How Others are Embracing Technological Change
The good news for people that are worried their organization is behind is that only 7% of organizations have fully transformed to a digital-first business strategy. Plus 39% of executives believe that their companies will not capture the greatest benefit for another three to five years. As many as 45% of executives don’t believe their organization has the right technology to even attempt a digital-first strategy. Plus some reports conservatively estimate that many digital transformation efforts often change goals and outcomes to achieve a lower (but marginally acceptable) level of success. Overall, there is still some room to gain on competitors
But for services and healthcare, the time for change is now and these industries are leading the way to adopt a digital-first strategy. Our clients in these verticals are looking to increase their Technical Embrace by implementing a digital-first approach throughout operations to drive out cost and make their operations more agile.
Clients have made great progress by automating everything from decision protocols that rely on machine learning and artificial intelligence to reconfiguring databases and search protocols to make access to data more immediate.
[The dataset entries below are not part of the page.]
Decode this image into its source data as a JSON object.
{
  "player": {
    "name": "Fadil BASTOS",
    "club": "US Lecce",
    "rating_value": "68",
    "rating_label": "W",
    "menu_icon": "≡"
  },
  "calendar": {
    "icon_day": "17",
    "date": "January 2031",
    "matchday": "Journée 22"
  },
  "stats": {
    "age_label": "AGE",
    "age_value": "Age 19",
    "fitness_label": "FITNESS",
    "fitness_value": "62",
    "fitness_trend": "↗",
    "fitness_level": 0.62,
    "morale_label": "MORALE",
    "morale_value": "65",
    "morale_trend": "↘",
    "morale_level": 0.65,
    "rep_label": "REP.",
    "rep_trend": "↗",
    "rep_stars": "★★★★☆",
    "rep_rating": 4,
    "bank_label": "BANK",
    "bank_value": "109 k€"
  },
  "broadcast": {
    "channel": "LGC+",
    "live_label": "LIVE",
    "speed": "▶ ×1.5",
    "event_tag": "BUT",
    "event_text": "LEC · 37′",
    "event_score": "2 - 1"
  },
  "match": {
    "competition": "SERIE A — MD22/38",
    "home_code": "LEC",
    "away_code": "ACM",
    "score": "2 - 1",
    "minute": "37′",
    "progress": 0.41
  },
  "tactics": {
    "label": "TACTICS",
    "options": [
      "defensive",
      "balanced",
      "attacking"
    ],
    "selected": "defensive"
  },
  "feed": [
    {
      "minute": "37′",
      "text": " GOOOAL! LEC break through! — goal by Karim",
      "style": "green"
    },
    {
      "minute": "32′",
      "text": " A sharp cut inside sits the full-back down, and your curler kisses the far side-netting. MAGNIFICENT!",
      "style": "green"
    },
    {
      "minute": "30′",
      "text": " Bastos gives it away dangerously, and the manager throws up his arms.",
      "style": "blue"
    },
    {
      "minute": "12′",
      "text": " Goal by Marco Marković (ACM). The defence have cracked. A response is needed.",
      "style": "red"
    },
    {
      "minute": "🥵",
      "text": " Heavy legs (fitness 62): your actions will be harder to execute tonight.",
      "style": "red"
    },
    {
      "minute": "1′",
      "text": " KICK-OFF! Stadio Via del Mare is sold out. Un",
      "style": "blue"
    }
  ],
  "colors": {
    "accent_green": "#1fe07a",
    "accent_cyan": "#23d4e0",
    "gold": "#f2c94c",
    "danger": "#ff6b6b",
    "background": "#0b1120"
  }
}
The focus is on achieving frictionless data utilization across several processes to increase information immediacy and increase data relevance for users. We measure each of these results as exponentially increasing their Technical Embrace.
In services and healthcare customers are now conditioned to expect that organizations can understand their expectations and anticipate their needs. Service organizations have a great incentive to improve their overall customer experience and eventual customer satisfaction using AI and other connected technology. Cloud based applications are driving improved customer interactions and as reputations are enhanced based on successive positive experiences. Their Cultural Embrace is the natural result of enhanced customer experience expectations and this trends drives internal adoption of new technologies by stakeholders.
Although the measures of Technical Embrace and Cultural Embrace and not absolute measures they do display as a relative measure of progress and can serve as a motivator for organizations running the technology race for today.